#### Element data from apps and pages:
══════════════════════════════

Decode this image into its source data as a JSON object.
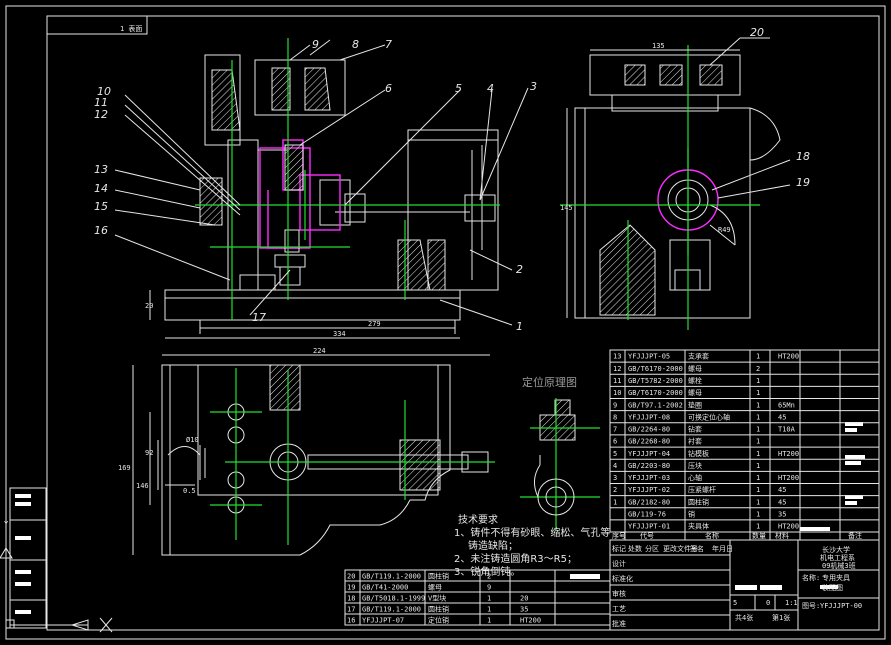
{
  "drawing": {
    "corner_tag": "1 表面",
    "caption": "定位原理图",
    "callouts": [
      "1",
      "2",
      "3",
      "4",
      "5",
      "6",
      "7",
      "8",
      "9",
      "10",
      "11",
      "12",
      "13",
      "14",
      "15",
      "16",
      "17",
      "18",
      "19",
      "20"
    ],
    "dimensions": {
      "d_top": "20",
      "d_front_1": "20",
      "d_front_2": "279",
      "d_front_3": "334",
      "d_top_w": "224",
      "d_left_1": "169",
      "d_left_2": "146",
      "d_left_3": "92",
      "d_hole": "Ø10",
      "d_small": "0.5",
      "d_side_h": "145",
      "d_side_w": "135",
      "d_r": "R49"
    },
    "tech_req": {
      "title": "技术要求",
      "items": [
        "1、铸件不得有砂眼、缩松、气孔等",
        "铸造缺陷；",
        "2、未注铸造圆角R3～R5；",
        "3、锐角倒钝。"
      ]
    },
    "bom_upper": [
      {
        "no": "13",
        "code": "YFJJJPT-05",
        "name": "支承套",
        "qty": "1",
        "mat": "HT200"
      },
      {
        "no": "12",
        "code": "GB/T6170-2000",
        "name": "螺母",
        "qty": "2",
        "mat": ""
      },
      {
        "no": "11",
        "code": "GB/T5782-2000",
        "name": "螺栓",
        "qty": "1",
        "mat": ""
      },
      {
        "no": "10",
        "code": "GB/T6170-2000",
        "name": "螺母",
        "qty": "1",
        "mat": ""
      },
      {
        "no": "9",
        "code": "GB/T97.1-2002",
        "name": "垫圈",
        "qty": "1",
        "mat": "65Mn"
      },
      {
        "no": "8",
        "code": "YFJJJPT-08",
        "name": "可换定位心轴",
        "qty": "1",
        "mat": "45"
      },
      {
        "no": "7",
        "code": "GB/2264-80",
        "name": "钻套",
        "qty": "1",
        "mat": "T10A"
      },
      {
        "no": "6",
        "code": "GB/2268-80",
        "name": "衬套",
        "qty": "1",
        "mat": ""
      },
      {
        "no": "5",
        "code": "YFJJJPT-04",
        "name": "钻模板",
        "qty": "1",
        "mat": "HT200"
      },
      {
        "no": "4",
        "code": "GB/2203-80",
        "name": "压块",
        "qty": "1",
        "mat": ""
      },
      {
        "no": "3",
        "code": "YFJJJPT-03",
        "name": "心轴",
        "qty": "1",
        "mat": "HT200"
      },
      {
        "no": "2",
        "code": "YFJJJPT-02",
        "name": "压紧螺杆",
        "qty": "1",
        "mat": "45"
      },
      {
        "no": "1",
        "code": "GB/2182-80",
        "name": "圆柱销",
        "qty": "1",
        "mat": "45"
      },
      {
        "no": "",
        "code": "GB/119-76",
        "name": "销",
        "qty": "1",
        "mat": "35"
      },
      {
        "no": "",
        "code": "YFJJJPT-01",
        "name": "夹具体",
        "qty": "1",
        "mat": "HT200"
      }
    ],
    "bom_header": {
      "no": "序号",
      "code": "代号",
      "name": "名称",
      "qty": "数量",
      "mat": "材料",
      "note": "备注"
    },
    "bom_lower": [
      {
        "no": "20",
        "code": "GB/T119.1-2000",
        "name": "圆柱销",
        "qty": "2",
        "mat": ""
      },
      {
        "no": "19",
        "code": "GB/T41-2000",
        "name": "螺母",
        "qty": "9",
        "mat": ""
      },
      {
        "no": "18",
        "code": "GB/T5018.1-1999",
        "name": "V型块",
        "qty": "1",
        "mat": "20"
      },
      {
        "no": "17",
        "code": "GB/T119.1-2000",
        "name": "圆柱销",
        "qty": "1",
        "mat": "35"
      },
      {
        "no": "16",
        "code": "YFJJJPT-07",
        "name": "定位销",
        "qty": "1",
        "mat": "HT200"
      }
    ],
    "title_block": {
      "org1": "长沙大学",
      "org2": "机电工程系",
      "org3": "09机械3班",
      "name_label": "名称:",
      "name_value": "专用夹具",
      "name_value2": "装配图",
      "code_label": "图号:",
      "code_value": "YFJJJPT-00",
      "scale": "1:1",
      "sheets": "共4张",
      "sheet": "第1张",
      "s1": "5",
      "s2": "0",
      "row_labels": [
        "标记",
        "处数",
        "分区",
        "更改文件号",
        "签名",
        "年月日"
      ],
      "row_labels2": [
        "设计",
        "标准化",
        "审核",
        "工艺",
        "批准"
      ]
    }
  }
}
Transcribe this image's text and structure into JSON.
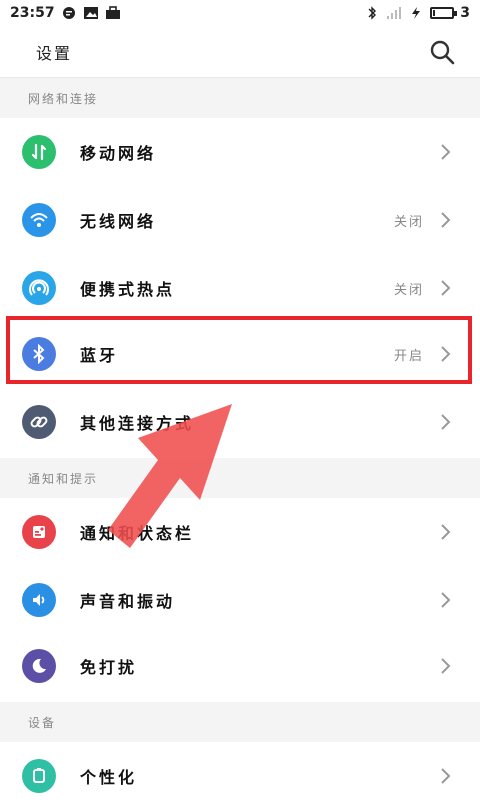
{
  "status_bar": {
    "time": "23:57",
    "battery_level": "3"
  },
  "app_bar": {
    "title": "设置"
  },
  "sections": [
    {
      "header": "网络和连接"
    },
    {
      "header": "通知和提示"
    },
    {
      "header": "设备"
    }
  ],
  "rows": [
    {
      "label": "移动网络",
      "status": "",
      "icon": "mobile-data-icon",
      "color": "#2bbf6e"
    },
    {
      "label": "无线网络",
      "status": "关闭",
      "icon": "wifi-icon",
      "color": "#2a95e8"
    },
    {
      "label": "便携式热点",
      "status": "关闭",
      "icon": "hotspot-icon",
      "color": "#2aa6e8"
    },
    {
      "label": "蓝牙",
      "status": "开启",
      "icon": "bluetooth-icon",
      "color": "#4b7de0"
    },
    {
      "label": "其他连接方式",
      "status": "",
      "icon": "link-icon",
      "color": "#4f5b72"
    },
    {
      "label": "通知和状态栏",
      "status": "",
      "icon": "notification-icon",
      "color": "#e8424a"
    },
    {
      "label": "声音和振动",
      "status": "",
      "icon": "sound-icon",
      "color": "#2b8fe3"
    },
    {
      "label": "免打扰",
      "status": "",
      "icon": "moon-icon",
      "color": "#5b4fa6"
    },
    {
      "label": "个性化",
      "status": "",
      "icon": "personalize-icon",
      "color": "#2ebfa4"
    }
  ]
}
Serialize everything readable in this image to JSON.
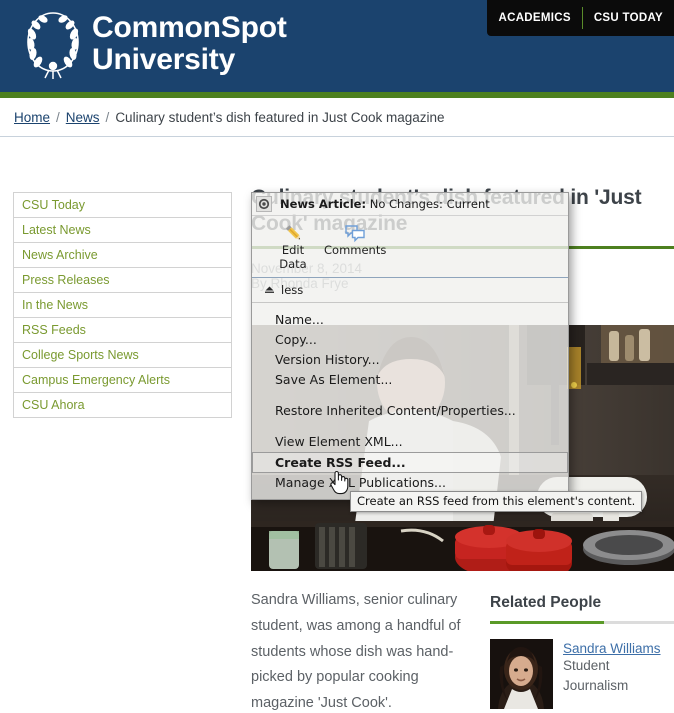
{
  "header": {
    "brand_line1": "CommonSpot",
    "brand_line2": "University",
    "logo_icon": "laurel-wreath-icon",
    "nav_tabs": [
      {
        "label": "ACADEMICS"
      },
      {
        "label": "CSU TODAY"
      }
    ],
    "colors": {
      "navy": "#1b436e",
      "green": "#4d801f",
      "black": "#0b0b0b"
    }
  },
  "breadcrumb": {
    "home": "Home",
    "news": "News",
    "separator": "/",
    "current": "Culinary student’s dish featured in Just Cook magazine"
  },
  "sidenav": {
    "items": [
      {
        "label": "CSU Today"
      },
      {
        "label": "Latest News"
      },
      {
        "label": "News Archive"
      },
      {
        "label": "Press Releases"
      },
      {
        "label": "In the News"
      },
      {
        "label": "RSS Feeds"
      },
      {
        "label": "College Sports News"
      },
      {
        "label": "Campus Emergency Alerts"
      },
      {
        "label": "CSU Ahora"
      }
    ],
    "link_color": "#7a9a30"
  },
  "article": {
    "title": "Culinary student’s dish featured in 'Just Cook' magazine",
    "date": "November 8, 2014",
    "byline": "By Rhonda Frye",
    "body": "Sandra Williams, senior culinary student, was among a handful of students whose dish was hand-picked by popular cooking magazine 'Just Cook'.",
    "photo_alt": "culinary-kitchen-photo"
  },
  "related_people": {
    "title": "Related People",
    "people": [
      {
        "name": "Sandra Williams",
        "role": "Student",
        "department": "Journalism",
        "avatar": "person-avatar"
      }
    ]
  },
  "context_menu": {
    "gear_icon": "gear-icon",
    "element_type": "News Article:",
    "status": " No Changes: Current",
    "actions": [
      {
        "label_line1": "Edit",
        "label_line2": "Data",
        "icon": "pencil-icon"
      },
      {
        "label_line1": "Comments",
        "label_line2": "",
        "icon": "comments-icon"
      }
    ],
    "collapse_label": "less",
    "collapse_icon": "collapse-arrow-icon",
    "items": [
      {
        "label": "Name...",
        "selected": false,
        "gap_before": false
      },
      {
        "label": "Copy...",
        "selected": false,
        "gap_before": false
      },
      {
        "label": "Version History...",
        "selected": false,
        "gap_before": false
      },
      {
        "label": "Save As Element...",
        "selected": false,
        "gap_before": false
      },
      {
        "label": "Restore Inherited Content/Properties...",
        "selected": false,
        "gap_before": true
      },
      {
        "label": "View Element XML...",
        "selected": false,
        "gap_before": true
      },
      {
        "label": "Create RSS Feed...",
        "selected": true,
        "gap_before": false
      },
      {
        "label": "Manage XML Publications...",
        "selected": false,
        "gap_before": false
      }
    ]
  },
  "tooltip": {
    "text": "Create an RSS feed from this element's content."
  },
  "cursor": {
    "type": "pointing-hand-cursor"
  }
}
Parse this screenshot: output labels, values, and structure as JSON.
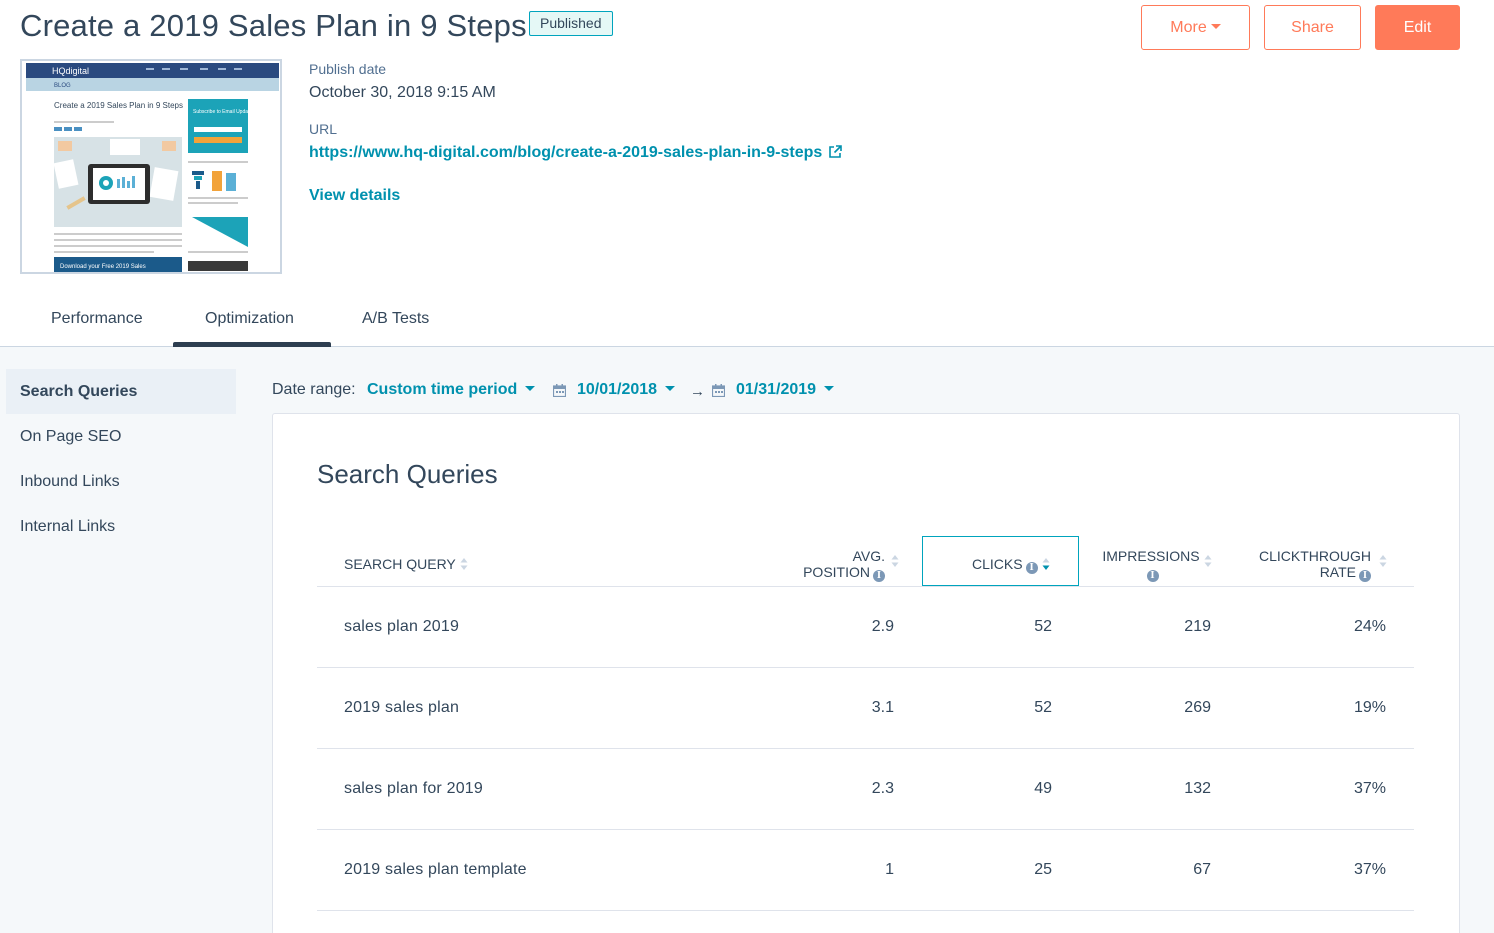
{
  "header": {
    "title": "Create a 2019 Sales Plan in 9 Steps",
    "status_badge": "Published",
    "buttons": {
      "more": "More",
      "share": "Share",
      "edit": "Edit"
    }
  },
  "details": {
    "publish_date_label": "Publish date",
    "publish_date": "October 30, 2018 9:15 AM",
    "url_label": "URL",
    "url": "https://www.hq-digital.com/blog/create-a-2019-sales-plan-in-9-steps",
    "view_details": "View details"
  },
  "thumbnail": {
    "logo": "HQdigital",
    "blog_label": "BLOG",
    "post_title": "Create a 2019 Sales Plan in 9 Steps",
    "subscribe_text": "Subscribe to Email Updates",
    "cta_text": "Download your Free 2019 Sales"
  },
  "tabs": [
    {
      "label": "Performance",
      "active": false
    },
    {
      "label": "Optimization",
      "active": true
    },
    {
      "label": "A/B Tests",
      "active": false
    }
  ],
  "sidebar": {
    "items": [
      {
        "label": "Search Queries",
        "active": true
      },
      {
        "label": "On Page SEO",
        "active": false
      },
      {
        "label": "Inbound Links",
        "active": false
      },
      {
        "label": "Internal Links",
        "active": false
      }
    ]
  },
  "filters": {
    "date_range_label": "Date range:",
    "period": "Custom time period",
    "start_date": "10/01/2018",
    "end_date": "01/31/2019"
  },
  "table": {
    "title": "Search Queries",
    "columns": {
      "query": "SEARCH QUERY",
      "position_1": "AVG.",
      "position_2": "POSITION",
      "clicks": "CLICKS",
      "impressions": "IMPRESSIONS",
      "ctr_1": "CLICKTHROUGH",
      "ctr_2": "RATE"
    },
    "sorted_by": "clicks",
    "rows": [
      {
        "query": "sales plan 2019",
        "position": "2.9",
        "clicks": "52",
        "impressions": "219",
        "ctr": "24%"
      },
      {
        "query": "2019 sales plan",
        "position": "3.1",
        "clicks": "52",
        "impressions": "269",
        "ctr": "19%"
      },
      {
        "query": "sales plan for 2019",
        "position": "2.3",
        "clicks": "49",
        "impressions": "132",
        "ctr": "37%"
      },
      {
        "query": "2019 sales plan template",
        "position": "1",
        "clicks": "25",
        "impressions": "67",
        "ctr": "37%"
      }
    ]
  },
  "colors": {
    "accent": "#ff7a59",
    "link": "#0091ae",
    "text": "#33475b",
    "badge_border": "#00a4bd",
    "tab_indicator": "#2d3e50"
  },
  "icons": [
    "external-link-icon",
    "calendar-icon",
    "arrow-right-icon",
    "sort-icon",
    "info-icon",
    "caret-down-icon"
  ]
}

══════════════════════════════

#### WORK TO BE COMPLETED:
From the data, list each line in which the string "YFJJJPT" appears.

#### TASK ANSWER:
        "code": "YFJJJPT-05",
        "code": "YFJJJPT-08",
        "code": "YFJJJPT-04",
        "code": "YFJJJPT-03",
        "code": "YFJJJPT-02",
        "code": "YFJJJPT-01",
        "code": "YFJJJPT-07",
      "code_value": "YFJJJPT-00",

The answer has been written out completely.